## ACTIVITY
Reproduce the lines below verbatim. Pictures are to be omitted.

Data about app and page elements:

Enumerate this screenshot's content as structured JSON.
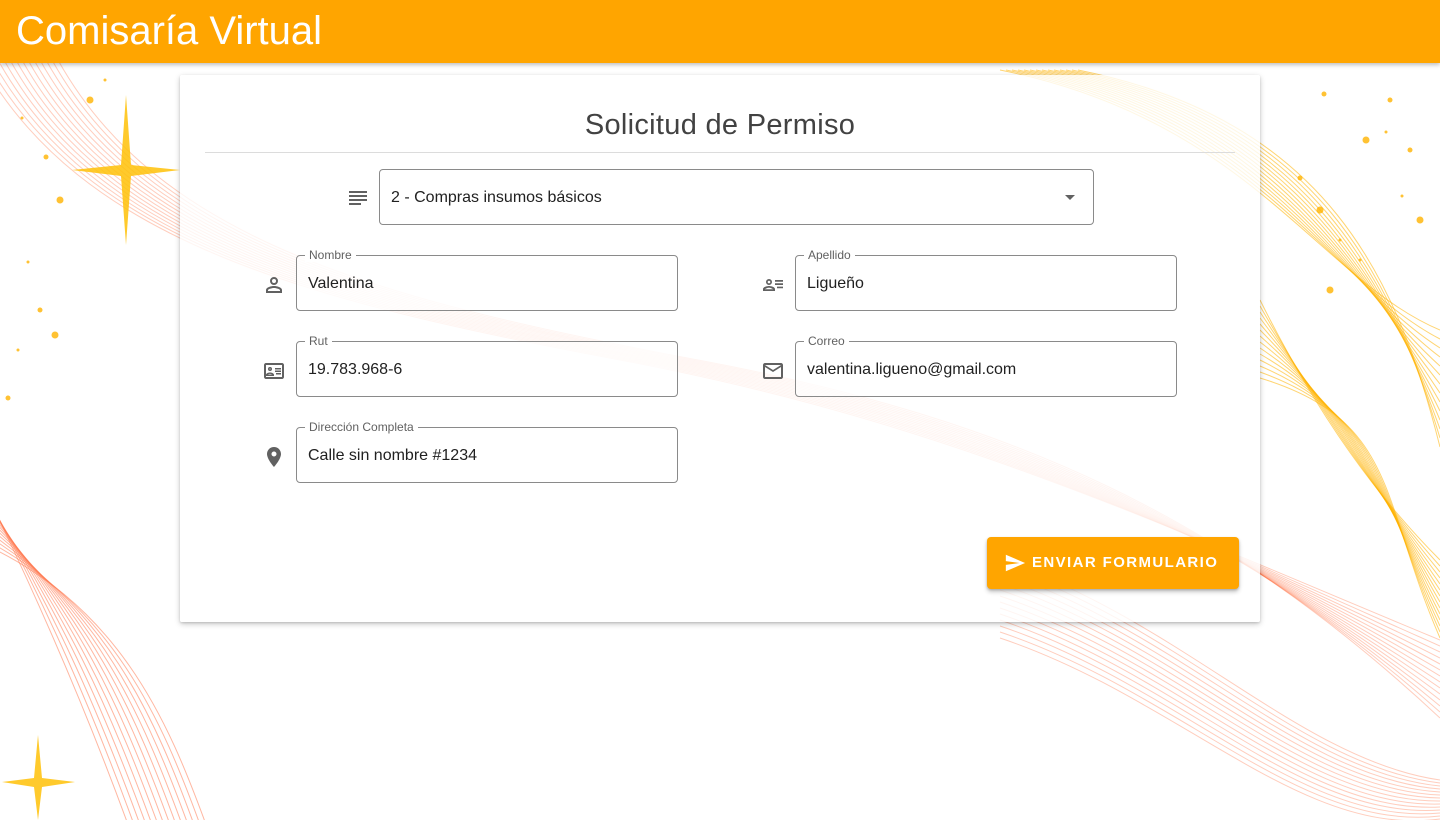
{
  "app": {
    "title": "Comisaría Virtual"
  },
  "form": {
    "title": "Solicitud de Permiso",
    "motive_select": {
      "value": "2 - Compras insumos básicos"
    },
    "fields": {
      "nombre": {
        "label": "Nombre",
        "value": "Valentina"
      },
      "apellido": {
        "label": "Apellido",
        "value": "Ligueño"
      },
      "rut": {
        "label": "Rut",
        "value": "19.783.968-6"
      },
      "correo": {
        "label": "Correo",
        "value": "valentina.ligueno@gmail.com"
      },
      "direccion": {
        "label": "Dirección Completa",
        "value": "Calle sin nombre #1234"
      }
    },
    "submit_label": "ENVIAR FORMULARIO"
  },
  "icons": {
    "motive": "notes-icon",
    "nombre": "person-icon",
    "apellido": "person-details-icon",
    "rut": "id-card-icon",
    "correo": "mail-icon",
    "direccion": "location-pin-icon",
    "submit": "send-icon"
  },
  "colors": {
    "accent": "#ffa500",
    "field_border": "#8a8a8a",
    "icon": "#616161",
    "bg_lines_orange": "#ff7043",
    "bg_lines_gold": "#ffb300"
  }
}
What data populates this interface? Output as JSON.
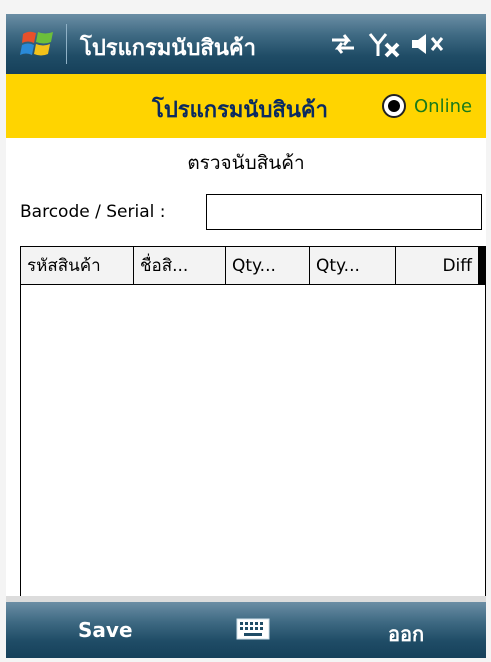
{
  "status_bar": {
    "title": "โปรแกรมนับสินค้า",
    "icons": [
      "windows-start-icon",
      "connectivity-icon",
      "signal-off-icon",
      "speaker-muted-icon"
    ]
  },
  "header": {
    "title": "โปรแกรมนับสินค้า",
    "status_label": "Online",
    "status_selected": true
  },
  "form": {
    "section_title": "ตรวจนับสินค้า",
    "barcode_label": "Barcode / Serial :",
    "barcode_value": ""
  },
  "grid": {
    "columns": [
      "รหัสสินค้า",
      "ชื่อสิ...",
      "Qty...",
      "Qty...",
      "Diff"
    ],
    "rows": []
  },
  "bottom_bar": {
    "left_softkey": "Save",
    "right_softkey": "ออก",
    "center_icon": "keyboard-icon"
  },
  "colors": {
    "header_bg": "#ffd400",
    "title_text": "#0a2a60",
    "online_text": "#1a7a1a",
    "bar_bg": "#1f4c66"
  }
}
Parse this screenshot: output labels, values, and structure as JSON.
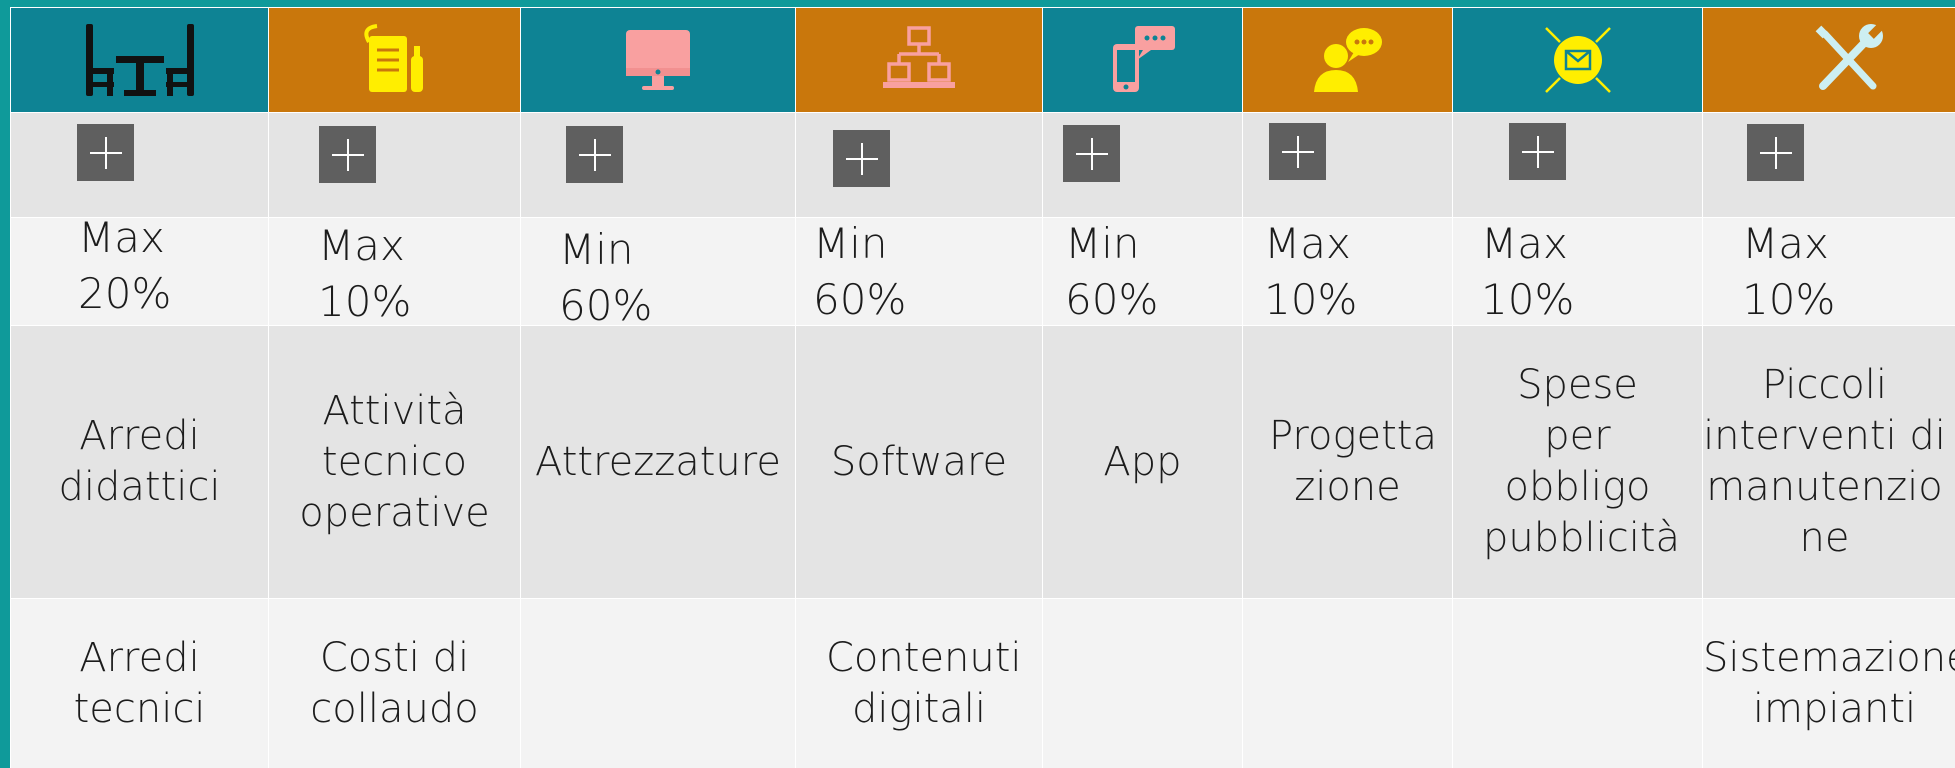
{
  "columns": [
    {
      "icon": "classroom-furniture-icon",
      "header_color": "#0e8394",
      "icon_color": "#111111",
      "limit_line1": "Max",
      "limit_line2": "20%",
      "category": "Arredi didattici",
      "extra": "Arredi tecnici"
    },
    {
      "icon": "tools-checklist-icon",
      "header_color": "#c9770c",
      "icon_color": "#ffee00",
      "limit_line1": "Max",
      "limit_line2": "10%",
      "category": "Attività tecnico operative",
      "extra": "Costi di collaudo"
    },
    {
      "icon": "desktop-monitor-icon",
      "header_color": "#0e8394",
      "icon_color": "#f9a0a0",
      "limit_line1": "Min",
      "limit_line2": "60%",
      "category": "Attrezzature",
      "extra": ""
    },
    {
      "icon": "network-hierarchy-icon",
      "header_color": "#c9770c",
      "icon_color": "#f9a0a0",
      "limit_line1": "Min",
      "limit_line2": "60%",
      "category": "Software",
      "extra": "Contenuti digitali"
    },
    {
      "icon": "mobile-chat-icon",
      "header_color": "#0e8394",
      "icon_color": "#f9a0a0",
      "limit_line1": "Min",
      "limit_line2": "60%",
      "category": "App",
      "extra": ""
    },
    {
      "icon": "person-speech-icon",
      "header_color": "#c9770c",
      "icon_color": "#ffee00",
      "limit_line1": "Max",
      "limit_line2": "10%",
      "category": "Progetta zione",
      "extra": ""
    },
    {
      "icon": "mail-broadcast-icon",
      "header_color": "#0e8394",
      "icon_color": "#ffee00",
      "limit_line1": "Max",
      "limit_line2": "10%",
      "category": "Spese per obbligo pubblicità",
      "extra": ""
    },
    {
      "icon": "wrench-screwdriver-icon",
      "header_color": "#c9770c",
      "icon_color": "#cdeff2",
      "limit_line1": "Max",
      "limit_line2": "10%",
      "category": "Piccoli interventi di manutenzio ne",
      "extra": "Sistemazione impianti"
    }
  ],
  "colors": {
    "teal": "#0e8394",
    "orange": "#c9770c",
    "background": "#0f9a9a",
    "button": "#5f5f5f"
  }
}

## ANSWER BELOW
Enumerate this screenshot's content as structured JSON.
{
  "app": {
    "title": "Comisaría Virtual"
  },
  "form": {
    "title": "Solicitud de Permiso",
    "motive_select": {
      "value": "2 - Compras insumos básicos"
    },
    "fields": {
      "nombre": {
        "label": "Nombre",
        "value": "Valentina"
      },
      "apellido": {
        "label": "Apellido",
        "value": "Ligueño"
      },
      "rut": {
        "label": "Rut",
        "value": "19.783.968-6"
      },
      "correo": {
        "label": "Correo",
        "value": "valentina.ligueno@gmail.com"
      },
      "direccion": {
        "label": "Dirección Completa",
        "value": "Calle sin nombre #1234"
      }
    },
    "submit_label": "ENVIAR FORMULARIO"
  },
  "icons": {
    "motive": "notes-icon",
    "nombre": "person-icon",
    "apellido": "person-details-icon",
    "rut": "id-card-icon",
    "correo": "mail-icon",
    "direccion": "location-pin-icon",
    "submit": "send-icon"
  },
  "colors": {
    "accent": "#ffa500",
    "field_border": "#8a8a8a",
    "icon": "#616161",
    "bg_lines_orange": "#ff7043",
    "bg_lines_gold": "#ffb300"
  }
}
What data populates this interface? Output as JSON.
{
  "status_bar": {
    "title": "โปรแกรมนับสินค้า",
    "icons": [
      "windows-start-icon",
      "connectivity-icon",
      "signal-off-icon",
      "speaker-muted-icon"
    ]
  },
  "header": {
    "title": "โปรแกรมนับสินค้า",
    "status_label": "Online",
    "status_selected": true
  },
  "form": {
    "section_title": "ตรวจนับสินค้า",
    "barcode_label": "Barcode / Serial :",
    "barcode_value": ""
  },
  "grid": {
    "columns": [
      "รหัสสินค้า",
      "ชื่อสิ...",
      "Qty...",
      "Qty...",
      "Diff"
    ],
    "rows": []
  },
  "bottom_bar": {
    "left_softkey": "Save",
    "right_softkey": "ออก",
    "center_icon": "keyboard-icon"
  },
  "colors": {
    "header_bg": "#ffd400",
    "title_text": "#0a2a60",
    "online_text": "#1a7a1a",
    "bar_bg": "#1f4c66"
  }
}
Parse this screenshot: output labels, values, and structure as JSON.
{
  "columns": [
    {
      "icon": "classroom-furniture-icon",
      "header_color": "#0e8394",
      "icon_color": "#111111",
      "limit_line1": "Max",
      "limit_line2": "20%",
      "category": "Arredi didattici",
      "extra": "Arredi tecnici"
    },
    {
      "icon": "tools-checklist-icon",
      "header_color": "#c9770c",
      "icon_color": "#ffee00",
      "limit_line1": "Max",
      "limit_line2": "10%",
      "category": "Attività tecnico operative",
      "extra": "Costi di collaudo"
    },
    {
      "icon": "desktop-monitor-icon",
      "header_color": "#0e8394",
      "icon_color": "#f9a0a0",
      "limit_line1": "Min",
      "limit_line2": "60%",
      "category": "Attrezzature",
      "extra": ""
    },
    {
      "icon": "network-hierarchy-icon",
      "header_color": "#c9770c",
      "icon_color": "#f9a0a0",
      "limit_line1": "Min",
      "limit_line2": "60%",
      "category": "Software",
      "extra": "Contenuti digitali"
    },
    {
      "icon": "mobile-chat-icon",
      "header_color": "#0e8394",
      "icon_color": "#f9a0a0",
      "limit_line1": "Min",
      "limit_line2": "60%",
      "category": "App",
      "extra": ""
    },
    {
      "icon": "person-speech-icon",
      "header_color": "#c9770c",
      "icon_color": "#ffee00",
      "limit_line1": "Max",
      "limit_line2": "10%",
      "category": "Progetta zione",
      "extra": ""
    },
    {
      "icon": "mail-broadcast-icon",
      "header_color": "#0e8394",
      "icon_color": "#ffee00",
      "limit_line1": "Max",
      "limit_line2": "10%",
      "category": "Spese per obbligo pubblicità",
      "extra": ""
    },
    {
      "icon": "wrench-screwdriver-icon",
      "header_color": "#c9770c",
      "icon_color": "#cdeff2",
      "limit_line1": "Max",
      "limit_line2": "10%",
      "category": "Piccoli interventi di manutenzio ne",
      "extra": "Sistemazione impianti"
    }
  ],
  "colors": {
    "teal": "#0e8394",
    "orange": "#c9770c",
    "background": "#0f9a9a",
    "button": "#5f5f5f"
  }
}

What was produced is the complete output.